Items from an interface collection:

○ ○ ○

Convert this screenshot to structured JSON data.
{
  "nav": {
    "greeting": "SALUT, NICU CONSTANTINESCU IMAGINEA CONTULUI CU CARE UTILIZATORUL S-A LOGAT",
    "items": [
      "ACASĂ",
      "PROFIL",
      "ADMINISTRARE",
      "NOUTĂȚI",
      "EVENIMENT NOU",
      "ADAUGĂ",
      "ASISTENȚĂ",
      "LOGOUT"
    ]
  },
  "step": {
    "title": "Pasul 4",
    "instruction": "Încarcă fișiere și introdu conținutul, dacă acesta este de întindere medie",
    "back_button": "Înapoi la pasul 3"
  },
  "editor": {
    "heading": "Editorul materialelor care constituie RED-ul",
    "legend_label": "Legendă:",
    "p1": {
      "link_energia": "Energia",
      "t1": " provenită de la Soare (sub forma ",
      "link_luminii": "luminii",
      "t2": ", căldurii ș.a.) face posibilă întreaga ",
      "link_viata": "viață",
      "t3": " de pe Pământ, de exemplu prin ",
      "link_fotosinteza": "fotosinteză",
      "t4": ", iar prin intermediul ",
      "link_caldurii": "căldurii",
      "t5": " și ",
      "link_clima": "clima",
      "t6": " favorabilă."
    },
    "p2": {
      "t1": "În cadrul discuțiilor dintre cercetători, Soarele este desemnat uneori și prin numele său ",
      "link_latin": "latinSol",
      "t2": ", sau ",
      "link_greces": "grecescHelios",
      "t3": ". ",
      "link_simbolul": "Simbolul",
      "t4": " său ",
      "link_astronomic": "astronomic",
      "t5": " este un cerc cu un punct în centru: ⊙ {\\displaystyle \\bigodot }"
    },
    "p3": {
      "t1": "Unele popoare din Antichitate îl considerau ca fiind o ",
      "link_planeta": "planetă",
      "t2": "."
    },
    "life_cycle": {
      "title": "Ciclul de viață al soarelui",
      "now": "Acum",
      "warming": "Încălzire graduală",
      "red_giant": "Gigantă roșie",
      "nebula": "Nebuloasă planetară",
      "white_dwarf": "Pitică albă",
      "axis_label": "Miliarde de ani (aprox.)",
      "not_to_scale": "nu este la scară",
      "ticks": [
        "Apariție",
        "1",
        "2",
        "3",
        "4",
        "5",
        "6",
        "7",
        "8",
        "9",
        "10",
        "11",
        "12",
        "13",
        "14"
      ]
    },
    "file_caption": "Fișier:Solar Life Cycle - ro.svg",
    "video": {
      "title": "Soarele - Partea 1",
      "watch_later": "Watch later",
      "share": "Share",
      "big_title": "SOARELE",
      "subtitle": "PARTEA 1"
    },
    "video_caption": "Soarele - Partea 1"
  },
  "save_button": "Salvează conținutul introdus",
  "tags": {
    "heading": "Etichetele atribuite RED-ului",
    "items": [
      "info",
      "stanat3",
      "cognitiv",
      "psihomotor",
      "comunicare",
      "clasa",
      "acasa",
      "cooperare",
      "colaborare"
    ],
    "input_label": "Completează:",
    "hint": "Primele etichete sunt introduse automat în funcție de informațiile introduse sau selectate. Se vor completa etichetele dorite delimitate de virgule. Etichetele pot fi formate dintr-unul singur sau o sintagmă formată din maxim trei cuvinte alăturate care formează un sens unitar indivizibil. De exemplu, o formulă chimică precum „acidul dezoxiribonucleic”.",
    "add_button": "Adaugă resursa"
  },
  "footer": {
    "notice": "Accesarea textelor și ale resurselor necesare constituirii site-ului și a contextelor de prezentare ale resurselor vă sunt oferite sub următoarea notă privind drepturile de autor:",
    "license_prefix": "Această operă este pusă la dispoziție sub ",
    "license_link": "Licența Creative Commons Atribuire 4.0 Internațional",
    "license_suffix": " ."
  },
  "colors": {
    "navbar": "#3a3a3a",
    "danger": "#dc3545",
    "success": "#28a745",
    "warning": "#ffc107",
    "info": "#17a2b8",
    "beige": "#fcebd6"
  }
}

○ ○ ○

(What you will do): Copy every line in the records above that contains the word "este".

(Your solution):
    "instruction": "Încarcă fișiere și introdu conținutul, dacă acesta este de întindere medie",
      "t1": "În cadrul discuțiilor dintre cercetători, Soarele este desemnat uneori și prin numele său ",
      "t5": " este un cerc cu un punct în centru: ⊙ {\\displaystyle \\bigodot }"
      "not_to_scale": "nu este la scară",
    "license_prefix": "Această operă este pusă la dispoziție sub ",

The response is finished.